Representative James Sensenbrenner (R-Menomonee Falls, Wisconsin) recently released a discussion draft of a bill to amend the Federal Power Act to require regional transmission plans. A brief summary of the highlights follows.
FERC, in consultation with electric reliability organizations, transmission operators, transmission owners and states, must designate one or more regions in both the Eastern and Western Interconnections to create transmission regions to be represented by a “regional transmission planner” within one year of enactment. Any entity with an existing planning process (such as an RTO or ISO) may submit an application to FERC for approval as the regional transmission planner for a designated region. FERC will rule on the application within 18 months. If no regional transmission planner is approved, or is not submitted by regions in a timely manner, FERC shall either designate a planner or assume the role itself.
No later than 2 years following FERC’s approval of a planner, and every two years following, the regional transmission planner must submit transmission plans to FERC that are designed to enhance grid reliability and security, encourage diverse resource generation, and show that upgrading high voltage transmission lines helps regions achieve their energy and transmission goals.
The discussion draft requires that the regional transmission plan be consistent with FERC order 890 standards, incorporate input from state and local policymakers, maintain a broad geographic and market scope, and to take efficiency and other resources into account.
The draft also addressed cost allocation. No later than 18 months following enactment, FERC must require that all cost allocation methodologies adhere to a clear and consistent set of regulatory principles.
Certificate of Public Convenience and Necessity (CPCN)
Regional planners may submit a request to issue a CPCN for a regional transmission project. The request will be based on necessity to comply with reliability criteria, ensure congestion relief, enhance energy supply diversification, and strengthen the development of smart grid technology. Regional transmission projects that receive a CPCN could fall under federal siting authority if:
- Transmission facility is part or all of a regional transmission project;
- The state in which transmission facility is to be sited does not have the authority to approve the facility or consider interstate benefits;
- Applicant for a transmission permit does not qualify in a state because the applicant does not serve end-use customers in the state;

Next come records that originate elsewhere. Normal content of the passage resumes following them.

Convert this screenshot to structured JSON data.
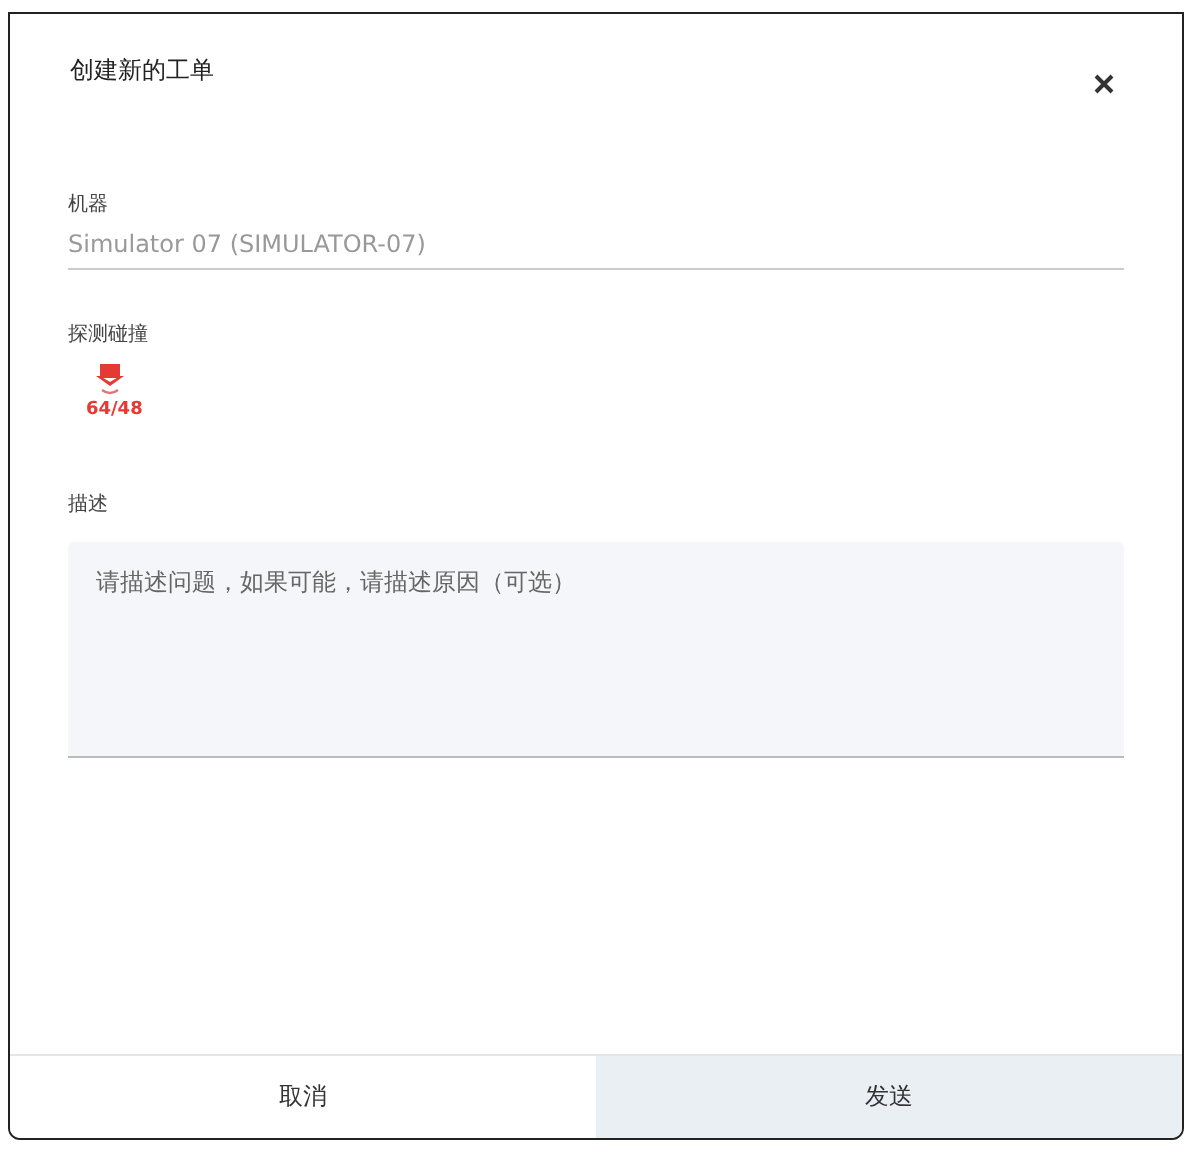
{
  "dialog": {
    "title": "创建新的工单"
  },
  "machine": {
    "label": "机器",
    "value": "Simulator 07 (SIMULATOR-07)"
  },
  "collision": {
    "label": "探测碰撞",
    "reading": "64/48"
  },
  "description": {
    "label": "描述",
    "placeholder": "请描述问题，如果可能，请描述原因（可选）"
  },
  "buttons": [
    {
      "label": "取消",
      "kind": "secondary"
    },
    {
      "label": "发送",
      "kind": "primary"
    }
  ]
}
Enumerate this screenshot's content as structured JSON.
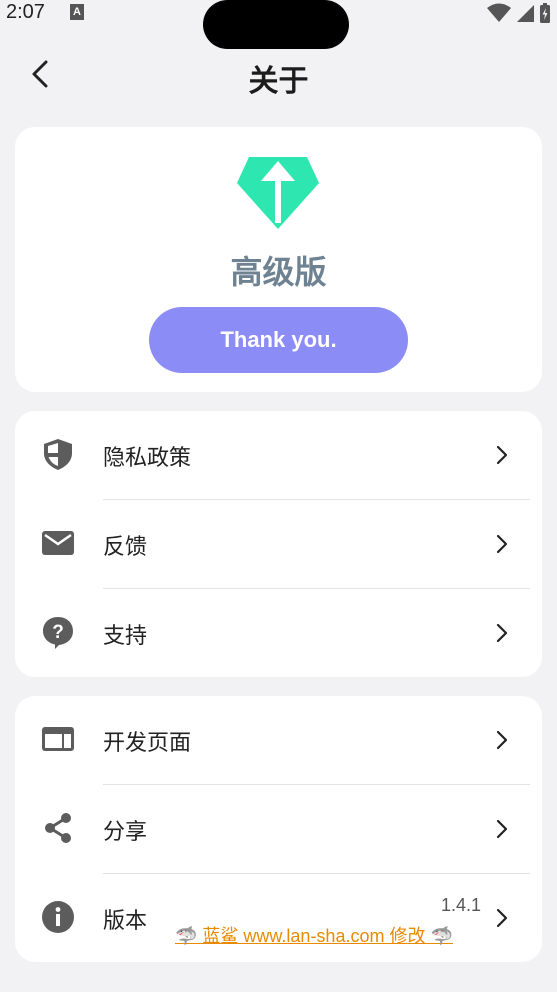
{
  "status_bar": {
    "time": "2:07",
    "notif_letter": "A"
  },
  "header": {
    "title": "关于"
  },
  "premium": {
    "title": "高级版",
    "button_label": "Thank you.",
    "accent_color": "#2ee6b0",
    "button_color": "#8c8cf6"
  },
  "menu_group_1": [
    {
      "label": "隐私政策",
      "icon": "shield-icon"
    },
    {
      "label": "反馈",
      "icon": "mail-icon"
    },
    {
      "label": "支持",
      "icon": "help-icon"
    }
  ],
  "menu_group_2": [
    {
      "label": "开发页面",
      "icon": "browser-window-icon"
    },
    {
      "label": "分享",
      "icon": "share-icon"
    },
    {
      "label": "版本",
      "icon": "info-icon",
      "value": "1.4.1"
    }
  ],
  "watermark": "🦈 蓝鲨 www.lan-sha.com 修改 🦈"
}
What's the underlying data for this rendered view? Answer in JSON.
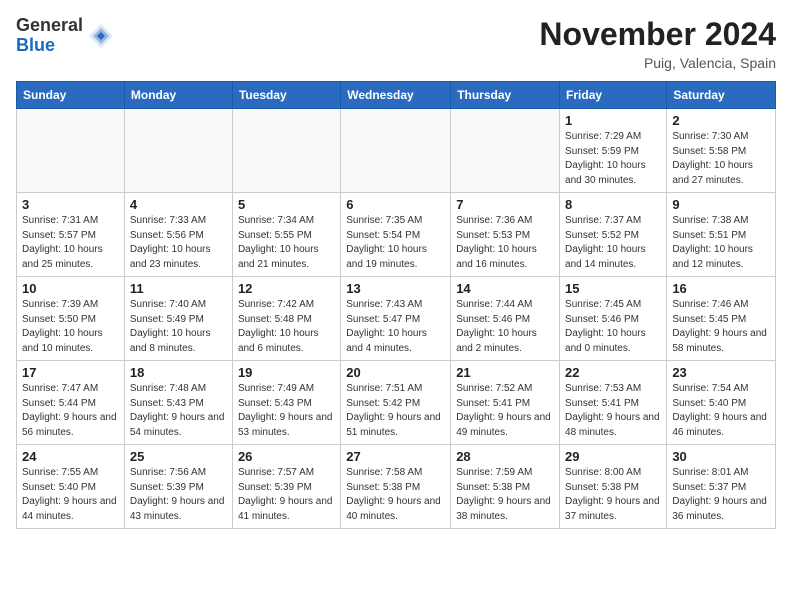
{
  "header": {
    "logo_general": "General",
    "logo_blue": "Blue",
    "month_title": "November 2024",
    "location": "Puig, Valencia, Spain"
  },
  "calendar": {
    "days_of_week": [
      "Sunday",
      "Monday",
      "Tuesday",
      "Wednesday",
      "Thursday",
      "Friday",
      "Saturday"
    ],
    "weeks": [
      [
        {
          "day": "",
          "info": ""
        },
        {
          "day": "",
          "info": ""
        },
        {
          "day": "",
          "info": ""
        },
        {
          "day": "",
          "info": ""
        },
        {
          "day": "",
          "info": ""
        },
        {
          "day": "1",
          "info": "Sunrise: 7:29 AM\nSunset: 5:59 PM\nDaylight: 10 hours and 30 minutes."
        },
        {
          "day": "2",
          "info": "Sunrise: 7:30 AM\nSunset: 5:58 PM\nDaylight: 10 hours and 27 minutes."
        }
      ],
      [
        {
          "day": "3",
          "info": "Sunrise: 7:31 AM\nSunset: 5:57 PM\nDaylight: 10 hours and 25 minutes."
        },
        {
          "day": "4",
          "info": "Sunrise: 7:33 AM\nSunset: 5:56 PM\nDaylight: 10 hours and 23 minutes."
        },
        {
          "day": "5",
          "info": "Sunrise: 7:34 AM\nSunset: 5:55 PM\nDaylight: 10 hours and 21 minutes."
        },
        {
          "day": "6",
          "info": "Sunrise: 7:35 AM\nSunset: 5:54 PM\nDaylight: 10 hours and 19 minutes."
        },
        {
          "day": "7",
          "info": "Sunrise: 7:36 AM\nSunset: 5:53 PM\nDaylight: 10 hours and 16 minutes."
        },
        {
          "day": "8",
          "info": "Sunrise: 7:37 AM\nSunset: 5:52 PM\nDaylight: 10 hours and 14 minutes."
        },
        {
          "day": "9",
          "info": "Sunrise: 7:38 AM\nSunset: 5:51 PM\nDaylight: 10 hours and 12 minutes."
        }
      ],
      [
        {
          "day": "10",
          "info": "Sunrise: 7:39 AM\nSunset: 5:50 PM\nDaylight: 10 hours and 10 minutes."
        },
        {
          "day": "11",
          "info": "Sunrise: 7:40 AM\nSunset: 5:49 PM\nDaylight: 10 hours and 8 minutes."
        },
        {
          "day": "12",
          "info": "Sunrise: 7:42 AM\nSunset: 5:48 PM\nDaylight: 10 hours and 6 minutes."
        },
        {
          "day": "13",
          "info": "Sunrise: 7:43 AM\nSunset: 5:47 PM\nDaylight: 10 hours and 4 minutes."
        },
        {
          "day": "14",
          "info": "Sunrise: 7:44 AM\nSunset: 5:46 PM\nDaylight: 10 hours and 2 minutes."
        },
        {
          "day": "15",
          "info": "Sunrise: 7:45 AM\nSunset: 5:46 PM\nDaylight: 10 hours and 0 minutes."
        },
        {
          "day": "16",
          "info": "Sunrise: 7:46 AM\nSunset: 5:45 PM\nDaylight: 9 hours and 58 minutes."
        }
      ],
      [
        {
          "day": "17",
          "info": "Sunrise: 7:47 AM\nSunset: 5:44 PM\nDaylight: 9 hours and 56 minutes."
        },
        {
          "day": "18",
          "info": "Sunrise: 7:48 AM\nSunset: 5:43 PM\nDaylight: 9 hours and 54 minutes."
        },
        {
          "day": "19",
          "info": "Sunrise: 7:49 AM\nSunset: 5:43 PM\nDaylight: 9 hours and 53 minutes."
        },
        {
          "day": "20",
          "info": "Sunrise: 7:51 AM\nSunset: 5:42 PM\nDaylight: 9 hours and 51 minutes."
        },
        {
          "day": "21",
          "info": "Sunrise: 7:52 AM\nSunset: 5:41 PM\nDaylight: 9 hours and 49 minutes."
        },
        {
          "day": "22",
          "info": "Sunrise: 7:53 AM\nSunset: 5:41 PM\nDaylight: 9 hours and 48 minutes."
        },
        {
          "day": "23",
          "info": "Sunrise: 7:54 AM\nSunset: 5:40 PM\nDaylight: 9 hours and 46 minutes."
        }
      ],
      [
        {
          "day": "24",
          "info": "Sunrise: 7:55 AM\nSunset: 5:40 PM\nDaylight: 9 hours and 44 minutes."
        },
        {
          "day": "25",
          "info": "Sunrise: 7:56 AM\nSunset: 5:39 PM\nDaylight: 9 hours and 43 minutes."
        },
        {
          "day": "26",
          "info": "Sunrise: 7:57 AM\nSunset: 5:39 PM\nDaylight: 9 hours and 41 minutes."
        },
        {
          "day": "27",
          "info": "Sunrise: 7:58 AM\nSunset: 5:38 PM\nDaylight: 9 hours and 40 minutes."
        },
        {
          "day": "28",
          "info": "Sunrise: 7:59 AM\nSunset: 5:38 PM\nDaylight: 9 hours and 38 minutes."
        },
        {
          "day": "29",
          "info": "Sunrise: 8:00 AM\nSunset: 5:38 PM\nDaylight: 9 hours and 37 minutes."
        },
        {
          "day": "30",
          "info": "Sunrise: 8:01 AM\nSunset: 5:37 PM\nDaylight: 9 hours and 36 minutes."
        }
      ]
    ]
  }
}
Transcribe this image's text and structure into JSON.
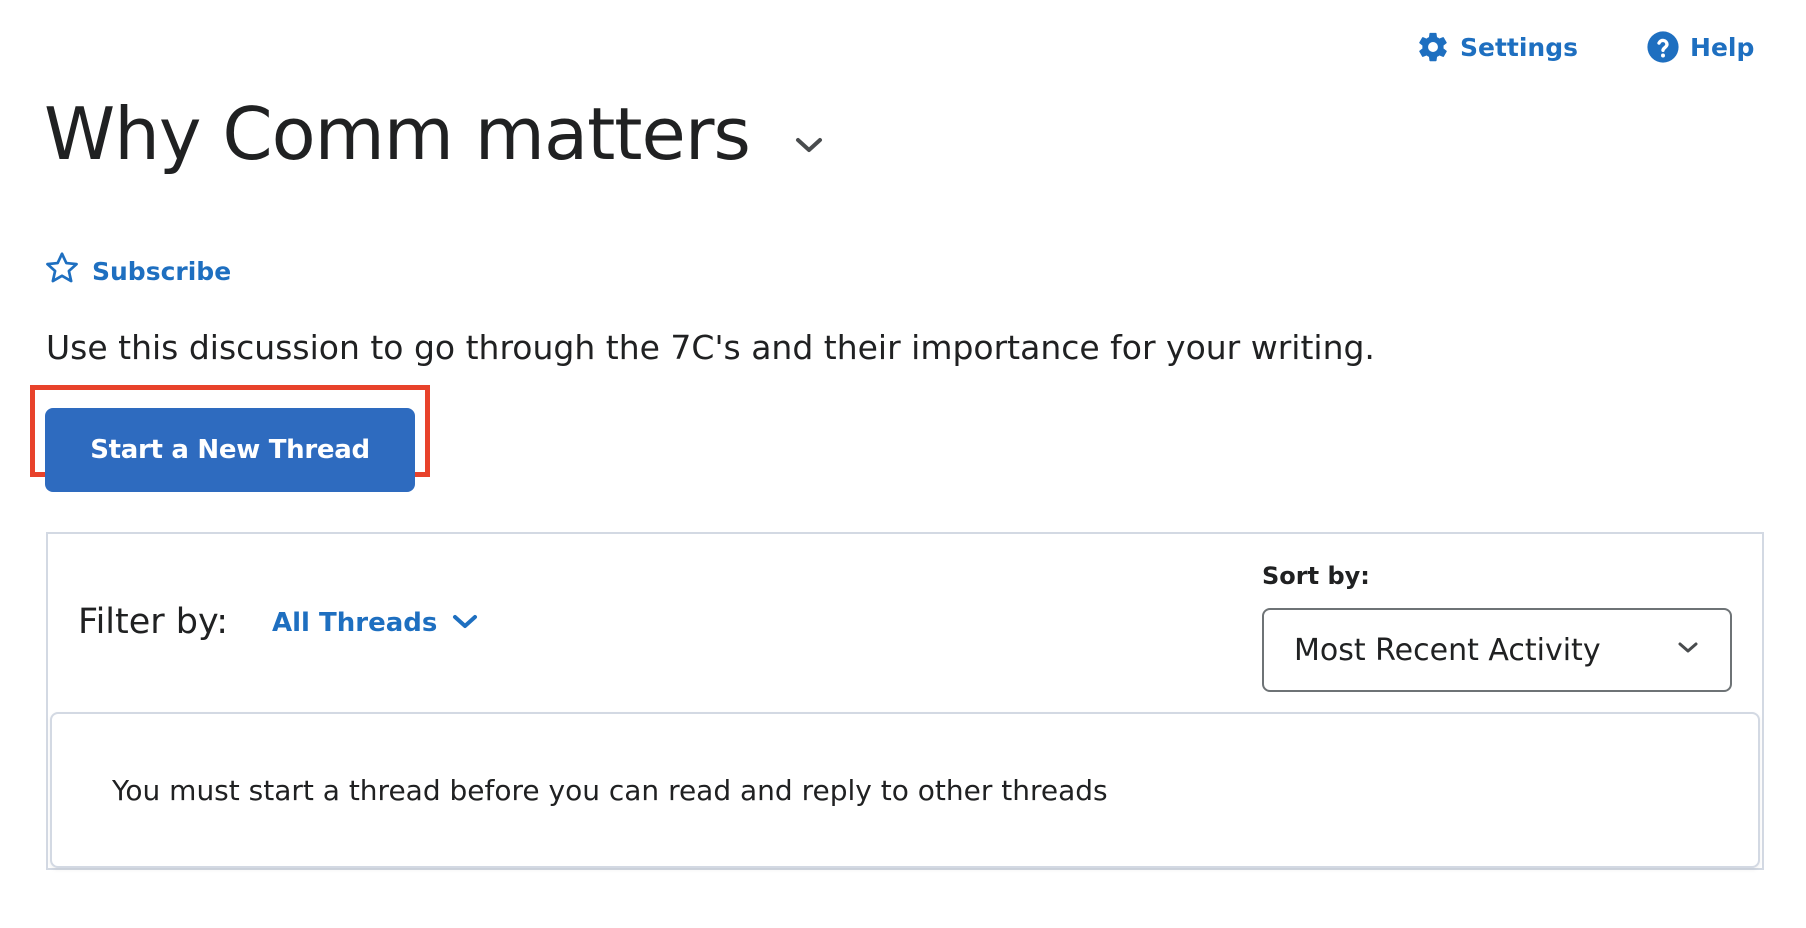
{
  "header": {
    "settings_label": "Settings",
    "help_label": "Help",
    "settings_icon": "gear-icon",
    "help_icon": "question-circle-icon"
  },
  "topic": {
    "title": "Why Comm matters",
    "title_menu_icon": "chevron-down-icon",
    "subscribe_label": "Subscribe",
    "subscribe_icon": "star-outline-icon",
    "description": "Use this discussion to go through the 7C's and their importance for your writing."
  },
  "actions": {
    "start_thread_label": "Start a New Thread"
  },
  "threads_panel": {
    "filter_label": "Filter by:",
    "filter_value": "All Threads",
    "sort_label": "Sort by:",
    "sort_value": "Most Recent Activity",
    "notice": "You must start a thread before you can read and reply to other threads"
  },
  "colors": {
    "link_blue": "#1e6fc0",
    "primary_button": "#2e6bbf",
    "highlight_red": "#e8422b",
    "text_dark": "#202122",
    "border_light": "#d3d9e3"
  }
}
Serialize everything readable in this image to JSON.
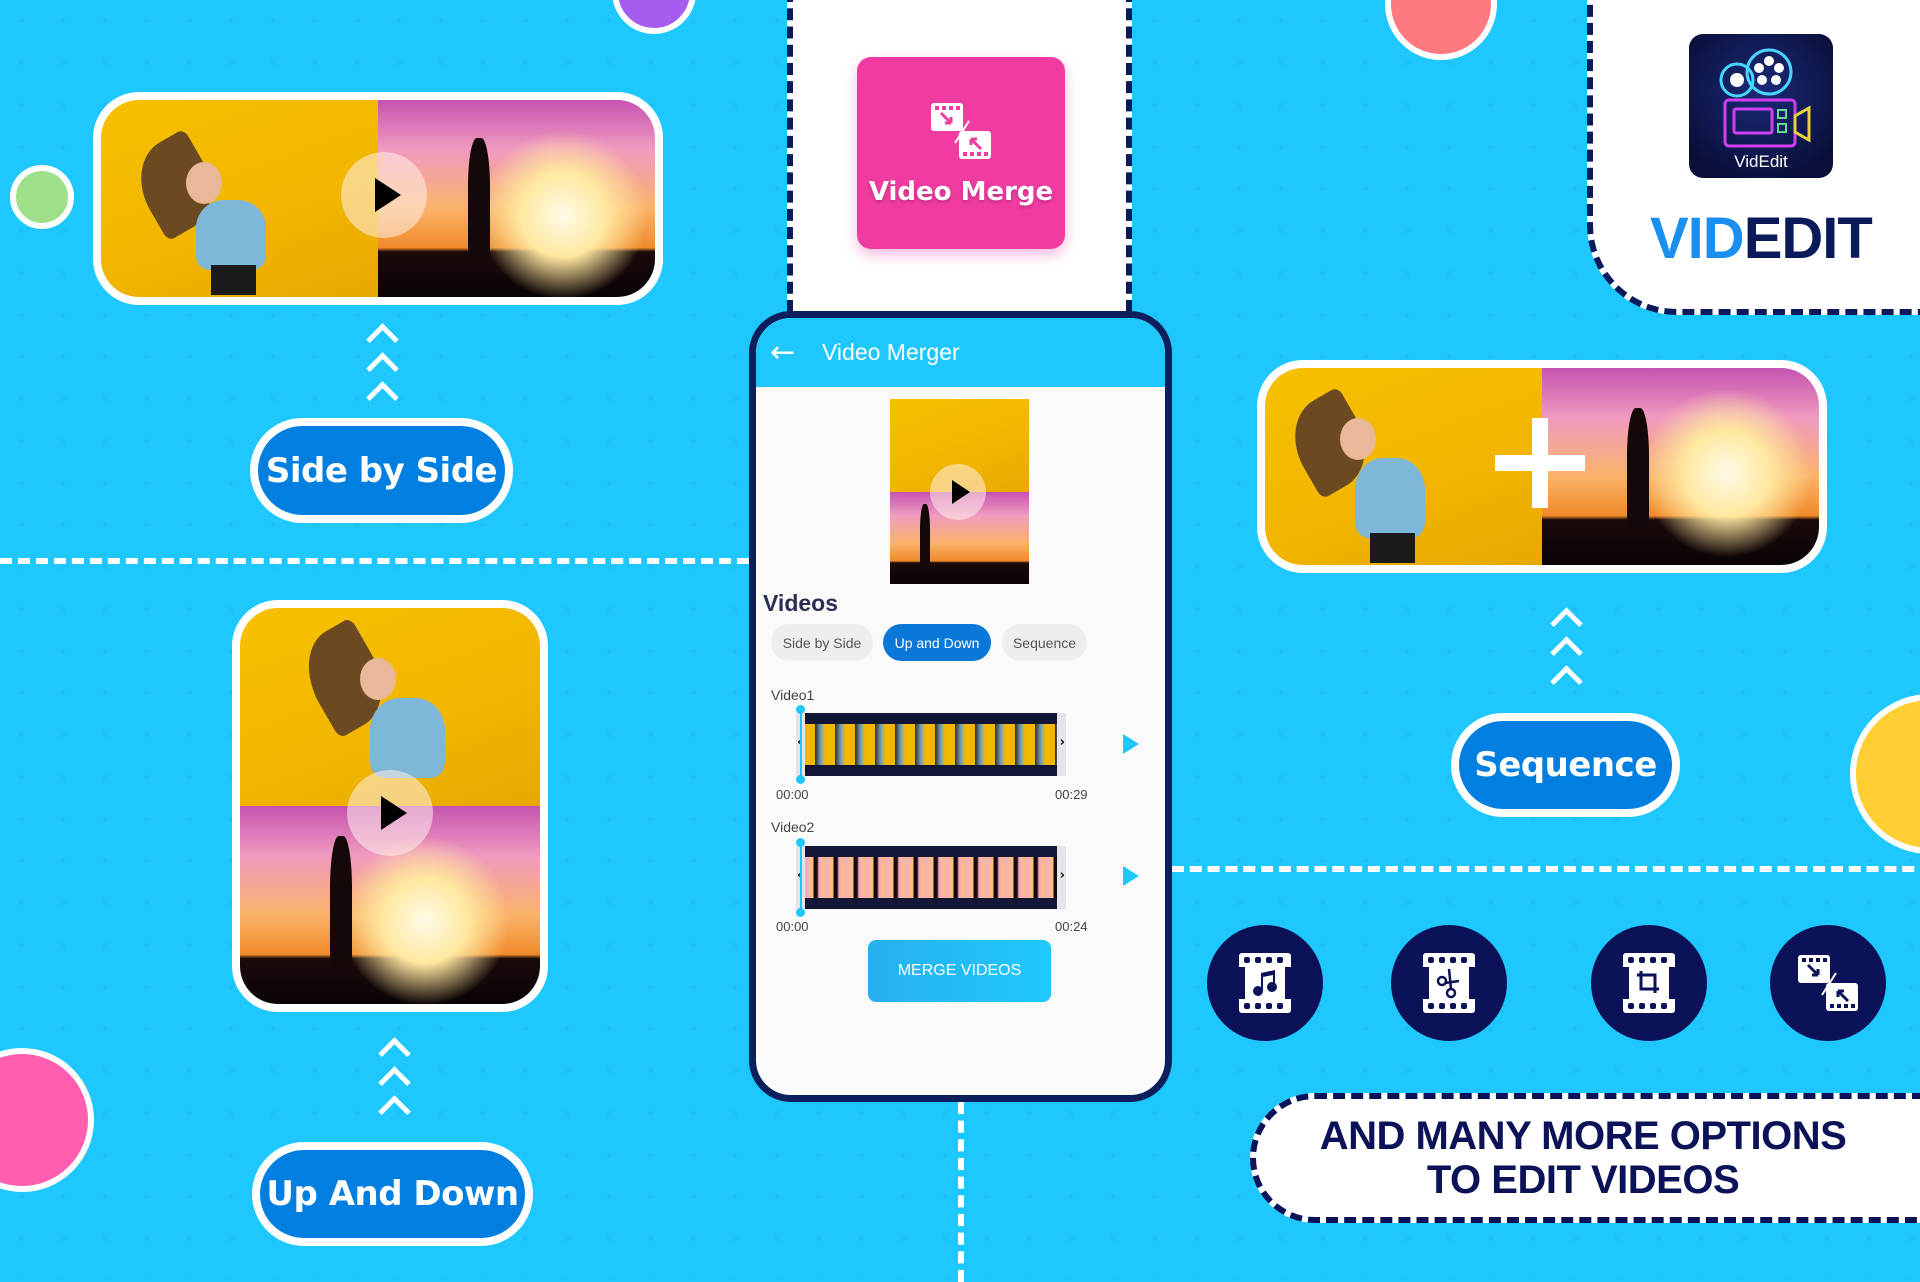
{
  "colors": {
    "background": "#1ec8fe",
    "navy": "#0b1257",
    "pill_blue": "#007fe0",
    "merge_tile_pink": "#f03ba0",
    "brand_blue": "#1a8ff0"
  },
  "demos": {
    "side_by_side": {
      "label": "Side by Side",
      "icon": "play-icon"
    },
    "up_and_down": {
      "label": "Up And Down",
      "icon": "play-icon"
    },
    "sequence": {
      "label": "Sequence",
      "icon": "plus-icon"
    }
  },
  "feature_tile": {
    "label": "Video Merge",
    "icon": "video-merge-icon"
  },
  "brand": {
    "logo_caption": "VidEdit",
    "name_part1": "VID",
    "name_part2": "EDIT"
  },
  "phone": {
    "appbar": {
      "back_icon": "arrow-left-icon",
      "title": "Video Merger"
    },
    "section_title": "Videos",
    "modes": [
      {
        "label": "Side by Side",
        "selected": false
      },
      {
        "label": "Up and Down",
        "selected": true
      },
      {
        "label": "Sequence",
        "selected": false
      }
    ],
    "videos": [
      {
        "label": "Video1",
        "start": "00:00",
        "end": "00:29"
      },
      {
        "label": "Video2",
        "start": "00:00",
        "end": "00:24"
      }
    ],
    "merge_button": "MERGE VIDEOS"
  },
  "tools": [
    {
      "icon": "film-music-icon"
    },
    {
      "icon": "film-cut-icon"
    },
    {
      "icon": "film-crop-icon"
    },
    {
      "icon": "video-merge-icon"
    }
  ],
  "tagline": {
    "line1": "AND MANY MORE OPTIONS",
    "line2": "TO EDIT VIDEOS"
  }
}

- State commission has not issued a decision within one year after the applicant’s request was submitted; or
- State authorized siting but placed unreasonable conditions.